_What you need to do_
Give back the full listing exactly as it appears below.

------------------------------

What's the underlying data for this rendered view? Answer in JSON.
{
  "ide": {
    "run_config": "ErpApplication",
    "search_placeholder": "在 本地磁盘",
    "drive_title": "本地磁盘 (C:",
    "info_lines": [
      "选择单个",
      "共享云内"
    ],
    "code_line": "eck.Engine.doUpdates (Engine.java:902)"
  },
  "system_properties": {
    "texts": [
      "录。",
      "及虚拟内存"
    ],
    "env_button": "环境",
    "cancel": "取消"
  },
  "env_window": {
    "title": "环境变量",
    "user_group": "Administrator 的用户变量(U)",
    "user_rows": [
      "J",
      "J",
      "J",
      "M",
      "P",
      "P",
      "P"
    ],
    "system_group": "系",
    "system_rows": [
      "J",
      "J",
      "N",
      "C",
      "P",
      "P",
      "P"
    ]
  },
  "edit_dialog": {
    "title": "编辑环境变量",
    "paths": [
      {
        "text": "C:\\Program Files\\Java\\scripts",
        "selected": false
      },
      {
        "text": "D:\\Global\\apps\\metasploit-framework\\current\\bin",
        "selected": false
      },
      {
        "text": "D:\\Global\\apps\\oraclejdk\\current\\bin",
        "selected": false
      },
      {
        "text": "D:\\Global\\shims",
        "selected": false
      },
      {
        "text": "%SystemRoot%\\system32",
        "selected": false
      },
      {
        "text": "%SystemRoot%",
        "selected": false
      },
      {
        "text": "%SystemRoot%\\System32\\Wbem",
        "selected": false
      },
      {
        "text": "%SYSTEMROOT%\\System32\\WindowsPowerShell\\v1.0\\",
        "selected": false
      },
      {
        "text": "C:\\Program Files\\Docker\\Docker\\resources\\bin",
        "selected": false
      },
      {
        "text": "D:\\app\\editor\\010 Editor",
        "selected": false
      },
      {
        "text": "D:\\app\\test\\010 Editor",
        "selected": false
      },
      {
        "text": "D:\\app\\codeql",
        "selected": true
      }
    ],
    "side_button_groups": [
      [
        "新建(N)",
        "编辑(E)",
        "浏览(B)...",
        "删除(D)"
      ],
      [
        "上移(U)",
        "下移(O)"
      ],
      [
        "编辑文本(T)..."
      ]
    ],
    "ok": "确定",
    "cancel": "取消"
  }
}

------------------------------

_Response_
What's the underlying data for this rendered view? Answer in JSON.
{
  "ide": {
    "run_config": "ErpApplication",
    "search_placeholder": "在 本地磁盘",
    "drive_title": "本地磁盘 (C:",
    "info_lines": [
      "选择单个",
      "共享云内"
    ],
    "code_line": "eck.Engine.doUpdates (Engine.java:902)"
  },
  "system_properties": {
    "texts": [
      "录。",
      "及虚拟内存"
    ],
    "env_button": "环境",
    "cancel": "取消"
  },
  "env_window": {
    "title": "环境变量",
    "user_group": "Administrator 的用户变量(U)",
    "user_rows": [
      "J",
      "J",
      "J",
      "M",
      "P",
      "P",
      "P"
    ],
    "system_group": "系",
    "system_rows": [
      "J",
      "J",
      "N",
      "C",
      "P",
      "P",
      "P"
    ]
  },
  "edit_dialog": {
    "title": "编辑环境变量",
    "paths": [
      {
        "text": "C:\\Program Files\\Java\\scripts",
        "selected": false
      },
      {
        "text": "D:\\Global\\apps\\metasploit-framework\\current\\bin",
        "selected": false
      },
      {
        "text": "D:\\Global\\apps\\oraclejdk\\current\\bin",
        "selected": false
      },
      {
        "text": "D:\\Global\\shims",
        "selected": false
      },
      {
        "text": "%SystemRoot%\\system32",
        "selected": false
      },
      {
        "text": "%SystemRoot%",
        "selected": false
      },
      {
        "text": "%SystemRoot%\\System32\\Wbem",
        "selected": false
      },
      {
        "text": "%SYSTEMROOT%\\System32\\WindowsPowerShell\\v1.0\\",
        "selected": false
      },
      {
        "text": "C:\\Program Files\\Docker\\Docker\\resources\\bin",
        "selected": false
      },
      {
        "text": "D:\\app\\editor\\010 Editor",
        "selected": false
      },
      {
        "text": "D:\\app\\test\\010 Editor",
        "selected": false
      },
      {
        "text": "D:\\app\\codeql",
        "selected": true
      }
    ],
    "side_button_groups": [
      [
        "新建(N)",
        "编辑(E)",
        "浏览(B)...",
        "删除(D)"
      ],
      [
        "上移(U)",
        "下移(O)"
      ],
      [
        "编辑文本(T)..."
      ]
    ],
    "ok": "确定",
    "cancel": "取消"
  }
}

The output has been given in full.